Notes from Chaetura Canyon – April 2024

The continuing mild temperatures and abundant rainfall kept the beauty of this year’s vegetation and wildflowers rolling along.  We can’t remember the last time we have seen such a bountiful and beautiful spring at Chaetura Canyon.  Fortunately, we were able to share the spectacle with a good number of visitors in April – starting with a very enjoyable morning walk the first week of the month with our new Executive Director, Mashariki Cannon.

Mashariki’s visit was followed by a Morning Canyon Crawl on the 13th and Birdathon the following weekend.  Both events were booked to capacity, and everyone seemed to have a fine time.  We are always delighted when Mikael Behrens can join us for the Birdathon like he did again this year.  With his guidance we were able to document 41 species of birds including our first-of-the-season Painted Bunting, Chuck-will’s-Widow, Yellow-billed Cuckoo and several surprisingly large groups of Franklins Gulls as they circled over the Canyon and the boat docks on Lake Austin.  By the end of the month, we had added nine avian species to our list for the year bringing our total to date to 54.  Mikael also found a Blue-gray Gnatcatcher on a nest over the Kiva!  This is only the second time they have been documented nesting here.

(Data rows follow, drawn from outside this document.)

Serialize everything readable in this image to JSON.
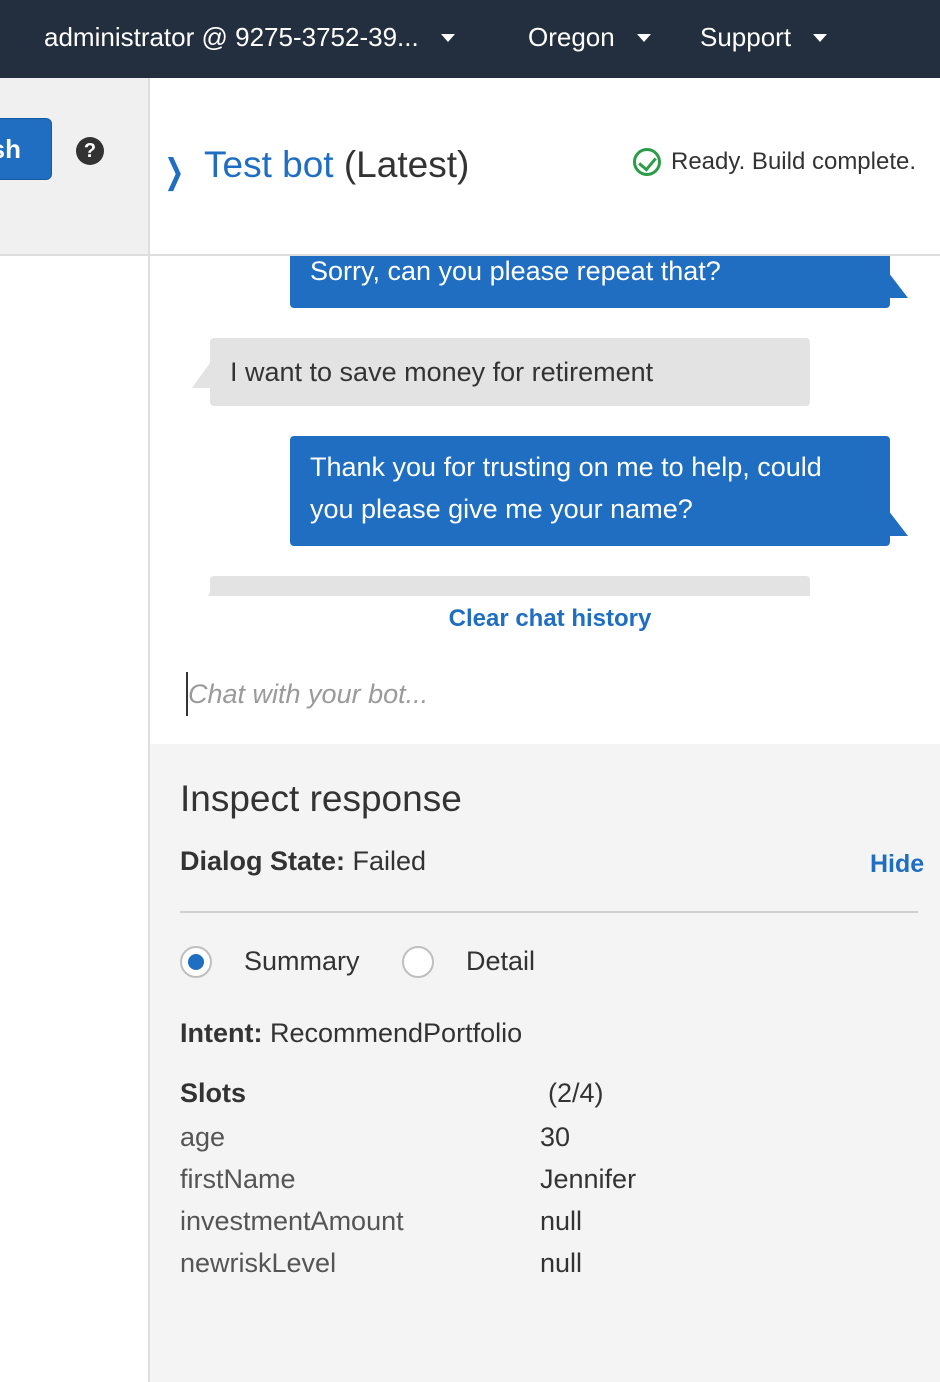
{
  "topbar": {
    "account": "administrator @ 9275-3752-39...",
    "region": "Oregon",
    "support": "Support"
  },
  "sidebar": {
    "publish_label": "sh",
    "help_icon": "?"
  },
  "test_bot": {
    "title": "Test bot",
    "version": " (Latest)",
    "status": "Ready. Build complete."
  },
  "chat": {
    "messages": [
      {
        "from": "bot",
        "text": "Sorry, can you please repeat that?"
      },
      {
        "from": "user",
        "text": "I want to save money for retirement"
      },
      {
        "from": "bot",
        "text": "Thank you for trusting on me to help, could you please give me your name?"
      },
      {
        "from": "user",
        "text": ""
      }
    ],
    "clear_label": "Clear chat history",
    "input_placeholder": "Chat with your bot..."
  },
  "inspect": {
    "title": "Inspect response",
    "dialog_state_label": "Dialog State:",
    "dialog_state_value": " Failed",
    "hide_label": "Hide",
    "view_options": [
      {
        "label": "Summary",
        "selected": true
      },
      {
        "label": "Detail",
        "selected": false
      }
    ],
    "intent_label": "Intent:",
    "intent_value": " RecommendPortfolio",
    "slots_label": "Slots",
    "slots_count": "(2/4)",
    "slots": [
      {
        "name": "age",
        "value": "30"
      },
      {
        "name": "firstName",
        "value": "Jennifer"
      },
      {
        "name": "investmentAmount",
        "value": "null"
      },
      {
        "name": "newriskLevel",
        "value": "null"
      }
    ]
  },
  "colors": {
    "accent": "#1f6ec2",
    "topbar": "#232f3e",
    "success": "#2d9c4a"
  }
}
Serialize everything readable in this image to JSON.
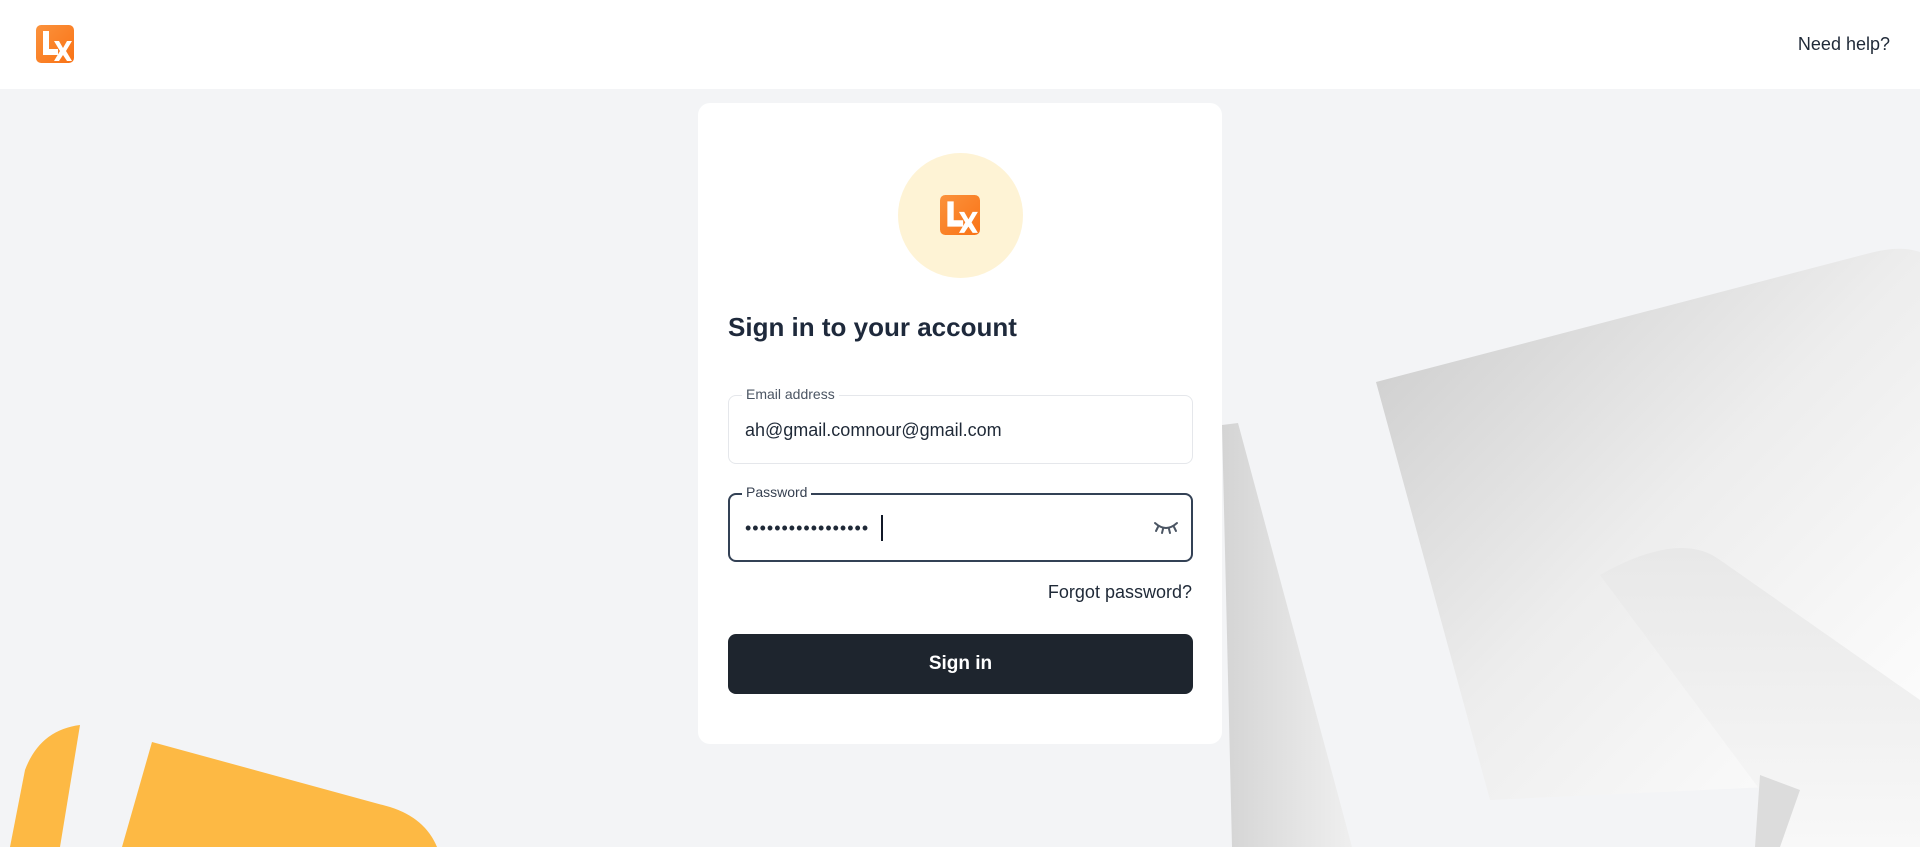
{
  "header": {
    "logo_icon": "lx-logo-icon",
    "help_label": "Need help?"
  },
  "card": {
    "logo_icon": "lx-logo-icon",
    "title": "Sign in to your account",
    "email": {
      "label": "Email address",
      "value": "ah@gmail.comnour@gmail.com"
    },
    "password": {
      "label": "Password",
      "value": "•••••••••••••••••",
      "toggle_icon": "eye-closed-icon"
    },
    "forgot_label": "Forgot password?",
    "submit_label": "Sign in"
  },
  "colors": {
    "brand_orange": "#f97316",
    "brand_yellow": "#fdb944",
    "button_dark": "#1e252e",
    "background": "#f3f4f6"
  }
}
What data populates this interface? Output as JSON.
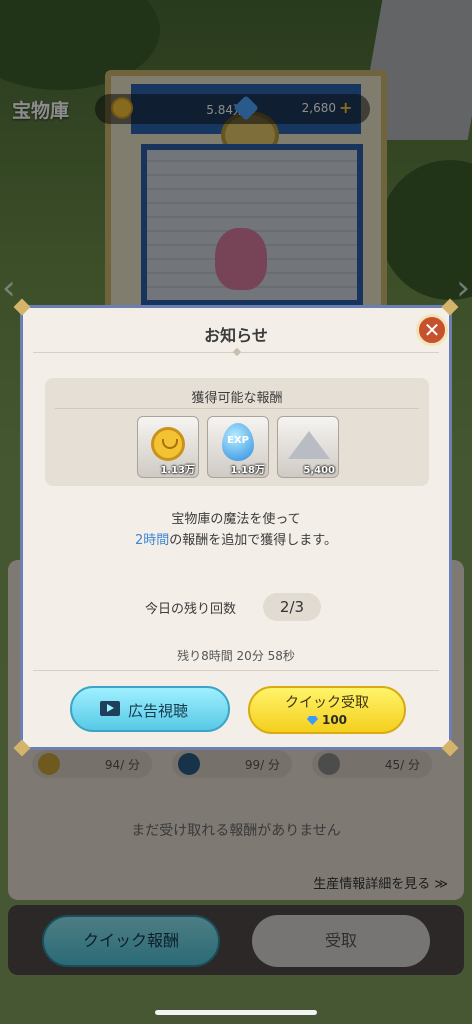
{
  "header": {
    "title": "宝物庫",
    "gold": "5.84万",
    "gems": "2,680",
    "plus_label": "+"
  },
  "modal": {
    "title": "お知らせ",
    "close_label": "✕",
    "reward_section_title": "獲得可能な報酬",
    "rewards": [
      {
        "icon": "coin-icon",
        "value": "1.13万"
      },
      {
        "icon": "exp-icon",
        "value": "1.18万",
        "label": "EXP"
      },
      {
        "icon": "ore-icon",
        "value": "5,400"
      }
    ],
    "message_line1": "宝物庫の魔法を使って",
    "message_highlight": "2時間",
    "message_line2_rest": "の報酬を追加で獲得します。",
    "daily_count_label": "今日の残り回数",
    "daily_count_value": "2/3",
    "remaining_time": "残り8時間 20分 58秒",
    "ad_button_label": "広告視聴",
    "quick_button_label": "クイック受取",
    "quick_button_cost": "100"
  },
  "background": {
    "rates": [
      {
        "icon": "coin-icon",
        "value": "94/ 分"
      },
      {
        "icon": "exp-icon",
        "value": "99/ 分"
      },
      {
        "icon": "ore-icon",
        "value": "45/ 分"
      }
    ],
    "no_rewards_text": "まだ受け取れる報酬がありません",
    "detail_link": "生産情報詳細を見る ≫",
    "quick_reward_button": "クイック報酬",
    "receive_button": "受取"
  },
  "colors": {
    "highlight": "#3d86d9",
    "close_button": "#c5512d",
    "ad_button": "#58c9e6",
    "quick_button": "#f4cf1d"
  }
}
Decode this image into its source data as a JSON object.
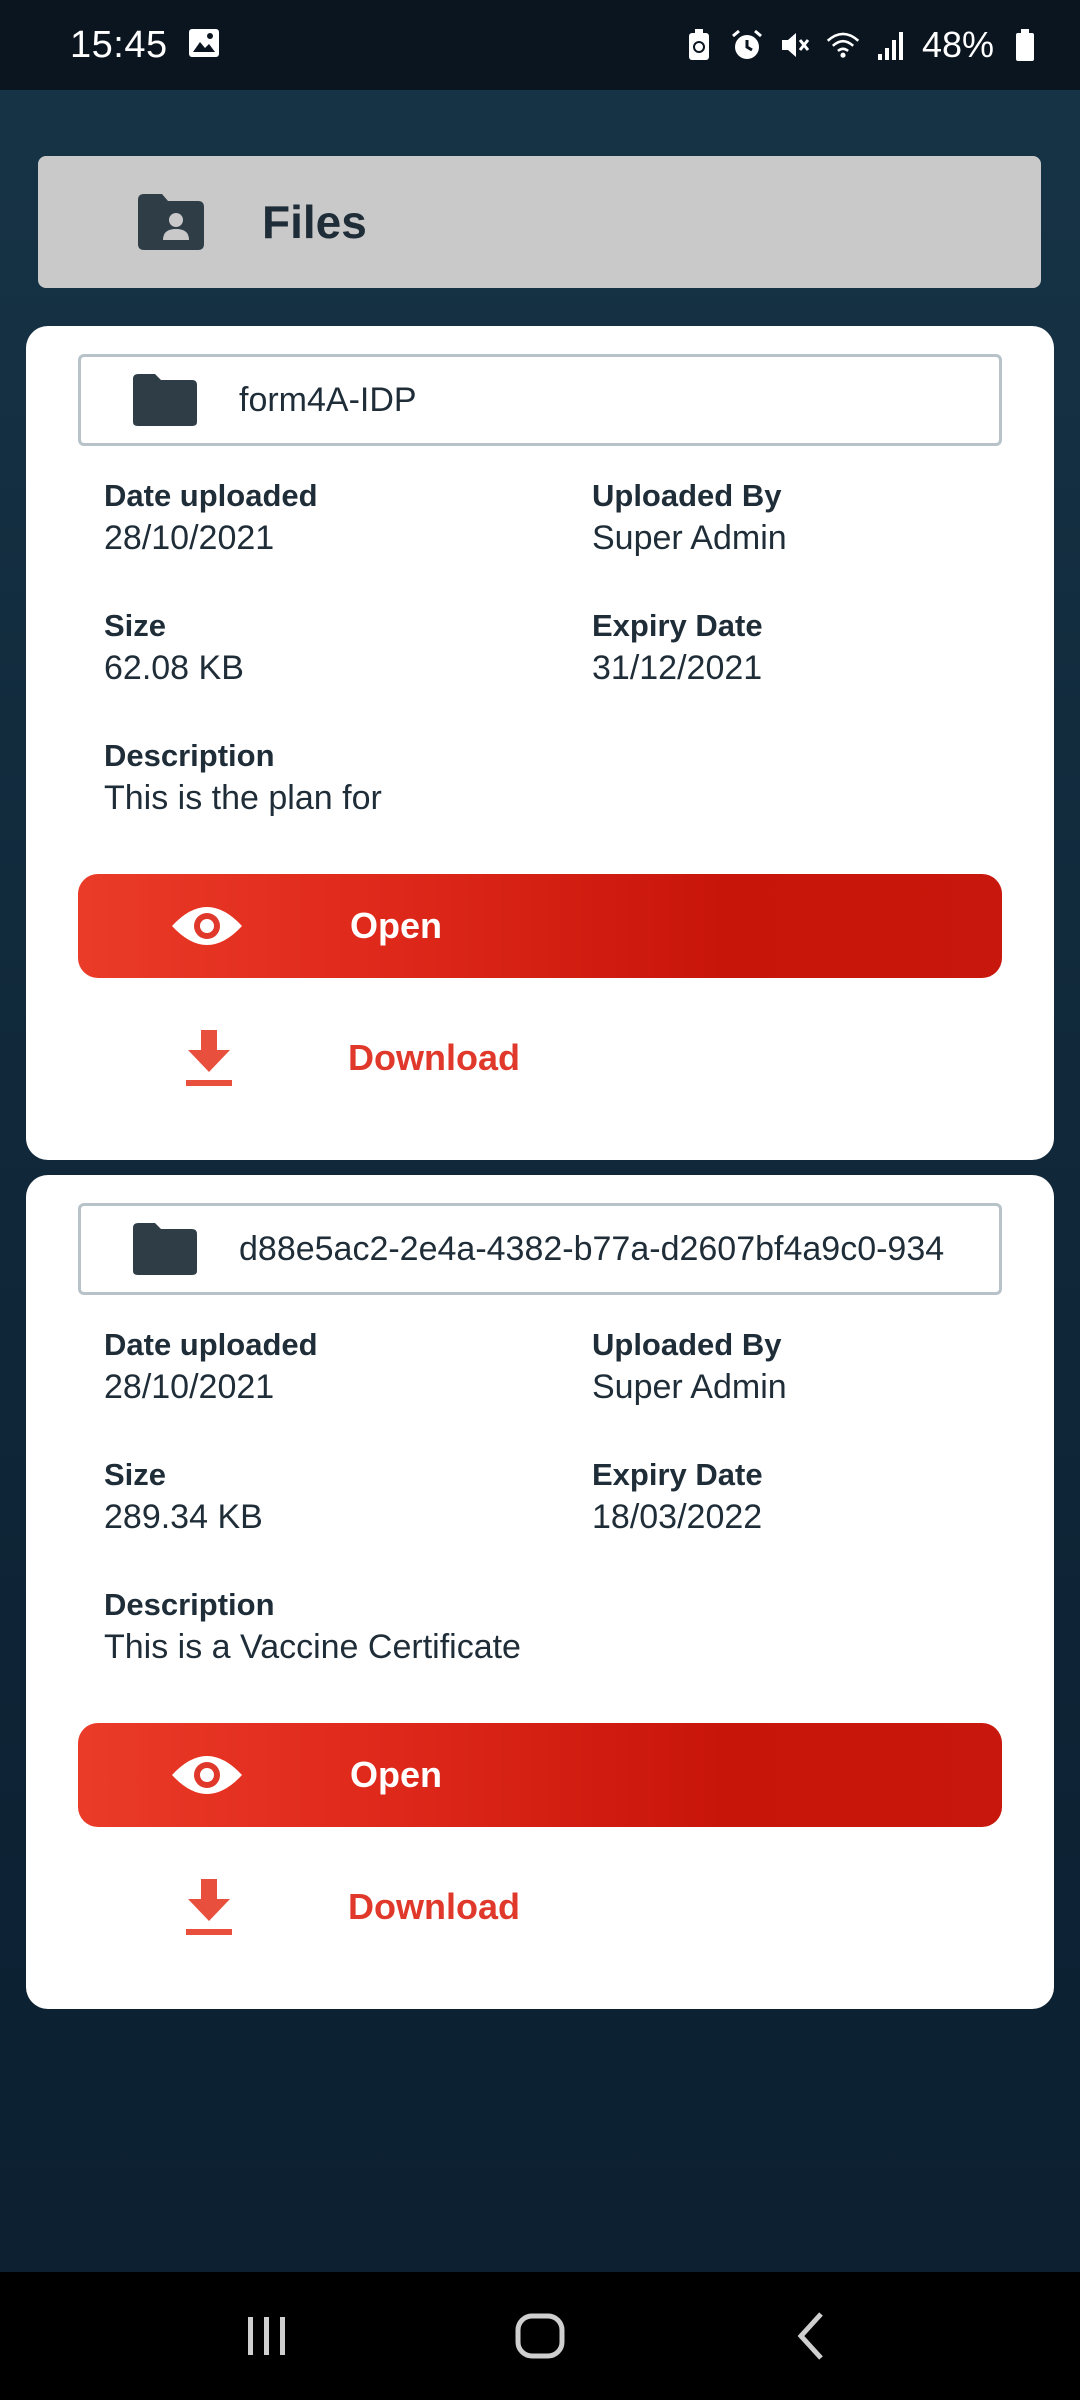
{
  "status_bar": {
    "time": "15:45",
    "battery": "48%",
    "icons": [
      "image-icon",
      "battery-saver-icon",
      "alarm-icon",
      "mute-icon",
      "wifi-icon",
      "signal-icon",
      "battery-icon"
    ]
  },
  "header": {
    "title": "Files",
    "icon": "folder-user-icon"
  },
  "files": [
    {
      "name": "form4A-IDP",
      "date_uploaded_label": "Date uploaded",
      "date_uploaded": "28/10/2021",
      "uploaded_by_label": "Uploaded By",
      "uploaded_by": "Super Admin",
      "size_label": "Size",
      "size": "62.08 KB",
      "expiry_label": "Expiry Date",
      "expiry": "31/12/2021",
      "description_label": "Description",
      "description": "This is the plan for",
      "open_label": "Open",
      "download_label": "Download"
    },
    {
      "name": "d88e5ac2-2e4a-4382-b77a-d2607bf4a9c0-934",
      "date_uploaded_label": "Date uploaded",
      "date_uploaded": "28/10/2021",
      "uploaded_by_label": "Uploaded By",
      "uploaded_by": "Super Admin",
      "size_label": "Size",
      "size": "289.34 KB",
      "expiry_label": "Expiry Date",
      "expiry": "18/03/2022",
      "description_label": "Description",
      "description": "This is a Vaccine Certificate",
      "open_label": "Open",
      "download_label": "Download"
    }
  ],
  "colors": {
    "accent_red": "#e0392b",
    "header_bg": "#c9c9c9",
    "background": "#10283a",
    "icon_dark": "#2f3d47"
  },
  "nav_bar": {
    "buttons": [
      "recent-apps-icon",
      "home-icon",
      "back-icon"
    ]
  }
}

Just before tours for our visitors began, we managed to complete last month’s project of building 19 new steps and re-building 110 feet of the sloping trail leading up from the Lower Canyon Trail.  This is a welcome safety addition to the two-mile trail system on the Sanctuary.  Another safety project included re-building and extending the handrail along the entry steps to the residence from the main road.  In addition, we completed demolition and began reconstruction of the accessibility ramp which had begun to deteriorate since it was installed back in 2009.  It will be completed in time for the Chalupas and Chimney Swifts fundraising dinner on May 18th – now sold out.

Chimney Swifts continued to be seen daily, and many of the 19 towers on the Sanctuary were occupied by the end of the month.  However, the large roost which has been common in the 22’ Observation Tower on the residence had not materialized.  It will be interesting to see what the next few weeks bring as the swifts settle into their nestbuilding for the season.  Unlike last year, there does seem to be a good supply of flying insects.  Hopefully this bodes well for all of the insect-eating birds and their young over the coming months.


Best Regards,

Paul and Georgean Kyle
Sanctuary Stewards